The state tax that creates the most problems for most businesses is sales tax. Sales tax is a transaction tax and is administered by the Texas Comptroller's Office. Both parties to a taxable transaction has responsibility of paying sale taxes. If tax is assessed on the sellers' side of the transaction it is referred to as Sales Tax. But if the tax is assessed on the purchasers' side of the transaction, the tax being paid is referred to as Use Tax. The State of Texas can look to either party for the tax on a transaction, seller or purchaser, till the tax is paid. Businesses are required to pay tax as use tax on items purchased for use by the business, if tax was not paid to the seller. The state at the time of audit will has the auditor examine for both taxpayer sales and purchases.

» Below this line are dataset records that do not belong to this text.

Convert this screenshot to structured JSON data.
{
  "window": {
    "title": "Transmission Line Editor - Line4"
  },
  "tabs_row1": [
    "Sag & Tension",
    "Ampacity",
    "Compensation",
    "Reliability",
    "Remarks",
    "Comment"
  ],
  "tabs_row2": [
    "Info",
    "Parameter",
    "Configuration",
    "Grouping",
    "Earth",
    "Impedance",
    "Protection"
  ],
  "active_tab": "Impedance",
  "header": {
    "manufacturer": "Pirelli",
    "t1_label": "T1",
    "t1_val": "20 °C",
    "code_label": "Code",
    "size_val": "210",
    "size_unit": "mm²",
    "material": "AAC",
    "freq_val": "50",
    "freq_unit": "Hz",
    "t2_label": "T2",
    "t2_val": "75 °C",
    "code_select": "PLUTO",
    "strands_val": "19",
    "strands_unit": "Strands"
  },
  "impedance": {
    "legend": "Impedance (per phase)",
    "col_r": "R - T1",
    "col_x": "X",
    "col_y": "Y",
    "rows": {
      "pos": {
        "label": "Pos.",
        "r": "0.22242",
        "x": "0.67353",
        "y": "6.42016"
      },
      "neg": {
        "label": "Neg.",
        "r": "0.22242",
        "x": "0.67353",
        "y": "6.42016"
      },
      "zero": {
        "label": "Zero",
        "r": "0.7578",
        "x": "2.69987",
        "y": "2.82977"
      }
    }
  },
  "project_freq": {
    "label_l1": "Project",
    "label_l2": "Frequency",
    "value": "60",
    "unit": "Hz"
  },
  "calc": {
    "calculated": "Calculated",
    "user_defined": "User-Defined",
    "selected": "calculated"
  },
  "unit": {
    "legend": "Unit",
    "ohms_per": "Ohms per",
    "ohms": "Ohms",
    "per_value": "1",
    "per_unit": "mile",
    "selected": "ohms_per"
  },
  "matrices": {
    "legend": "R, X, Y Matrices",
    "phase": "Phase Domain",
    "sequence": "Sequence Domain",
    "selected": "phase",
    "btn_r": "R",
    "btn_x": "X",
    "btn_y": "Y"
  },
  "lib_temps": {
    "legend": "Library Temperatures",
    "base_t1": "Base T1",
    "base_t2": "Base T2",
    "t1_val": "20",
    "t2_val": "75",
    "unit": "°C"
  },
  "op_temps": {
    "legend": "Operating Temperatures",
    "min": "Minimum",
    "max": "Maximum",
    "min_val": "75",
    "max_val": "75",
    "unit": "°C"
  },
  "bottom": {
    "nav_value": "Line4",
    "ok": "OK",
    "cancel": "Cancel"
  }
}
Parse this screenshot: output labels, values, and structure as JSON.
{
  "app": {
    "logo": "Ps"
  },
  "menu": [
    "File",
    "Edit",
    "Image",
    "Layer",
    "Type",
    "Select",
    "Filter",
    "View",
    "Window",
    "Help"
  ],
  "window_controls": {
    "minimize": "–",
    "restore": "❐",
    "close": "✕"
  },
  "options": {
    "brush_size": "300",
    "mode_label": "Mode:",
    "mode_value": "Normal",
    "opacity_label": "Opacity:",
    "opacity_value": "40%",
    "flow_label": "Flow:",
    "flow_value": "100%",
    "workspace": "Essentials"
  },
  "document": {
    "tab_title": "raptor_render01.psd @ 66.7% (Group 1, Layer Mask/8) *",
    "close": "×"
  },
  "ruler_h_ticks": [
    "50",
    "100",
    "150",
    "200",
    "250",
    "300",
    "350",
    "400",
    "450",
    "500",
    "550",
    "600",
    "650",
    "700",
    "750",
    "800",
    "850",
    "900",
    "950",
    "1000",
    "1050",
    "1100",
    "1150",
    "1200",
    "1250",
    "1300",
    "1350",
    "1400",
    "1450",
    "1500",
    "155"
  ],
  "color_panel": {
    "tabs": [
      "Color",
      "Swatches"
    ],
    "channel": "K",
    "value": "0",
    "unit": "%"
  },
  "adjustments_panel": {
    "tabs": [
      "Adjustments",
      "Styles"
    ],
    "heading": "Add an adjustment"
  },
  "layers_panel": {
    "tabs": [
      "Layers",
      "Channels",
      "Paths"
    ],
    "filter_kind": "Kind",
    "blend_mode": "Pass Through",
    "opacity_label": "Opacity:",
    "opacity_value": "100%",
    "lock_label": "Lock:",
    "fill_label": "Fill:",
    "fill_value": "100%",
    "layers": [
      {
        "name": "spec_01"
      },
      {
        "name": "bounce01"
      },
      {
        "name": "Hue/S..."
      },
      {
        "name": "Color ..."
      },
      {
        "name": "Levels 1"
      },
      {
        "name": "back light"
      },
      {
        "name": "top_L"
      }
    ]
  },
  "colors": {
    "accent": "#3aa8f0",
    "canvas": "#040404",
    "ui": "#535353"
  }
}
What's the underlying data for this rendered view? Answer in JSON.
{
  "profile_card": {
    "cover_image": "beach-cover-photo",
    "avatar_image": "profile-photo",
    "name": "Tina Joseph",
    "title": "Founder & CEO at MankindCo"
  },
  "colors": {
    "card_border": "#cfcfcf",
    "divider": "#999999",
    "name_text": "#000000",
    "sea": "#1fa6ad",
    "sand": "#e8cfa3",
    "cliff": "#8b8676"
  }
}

Use Tax Problems

Many people think sales tax audit is just about a business' sales. A sales tax audit is also about proving tax was paid on taxable purchases - purchases made from out of state and instate non-permitted sellers or businesses that are not aware their services were taxable at the time of the sale. The state when auditing for sales tax will look to business to pay the tax on their purchases.


Purchases subject to Use Tax

YES - purchases from out of state are taxable - as Use Tax

YES - if the seller fails to charge sales tax, the business is still required to pay the tax - as Use Tax

YES - if a business cannot produce a purchase invoice proving the seller properly charged sales tax, the firm will still owe the tax on the sale - as Use Tax

YES - if a business uses contract labor and if the service provided is not properly documented, the auditor will assess the tax as a taxable service - subject to Use Tax. The business needs documents, like invoices or statements, proving the service provided is not taxable.


Tax Compliance Requires Taxability knowledge for Different Industries

Most business will purchase products and services from many different industries and as result must know whether the seller applied sale tax to their transactions properly. To be able to comply with the use tax requirements, business need to know how tax should be applied to the various industries they purchase goods and service from, i.e. technology, manufacturing, E-commerce, retailing, wholesale, construction, and repair services.

Why A&T?

CPAs Troy Harrison and Dennis Dockery have the experience and knowledge in dealing with Texas Laws, Rules, Tax Policy, State's Dispute Process, and the Comptroller Personnel; to be able to assist firms who need a compliance review, to manage their audit, file for refunds of over-paid taxes or contest an audit assessment.

Call today .(713) 587-6612 or (806) 352-0900 for a consultation to determine if your firms need the services offered by A&T's consultants, Troy Harrison and Dennis Dockery.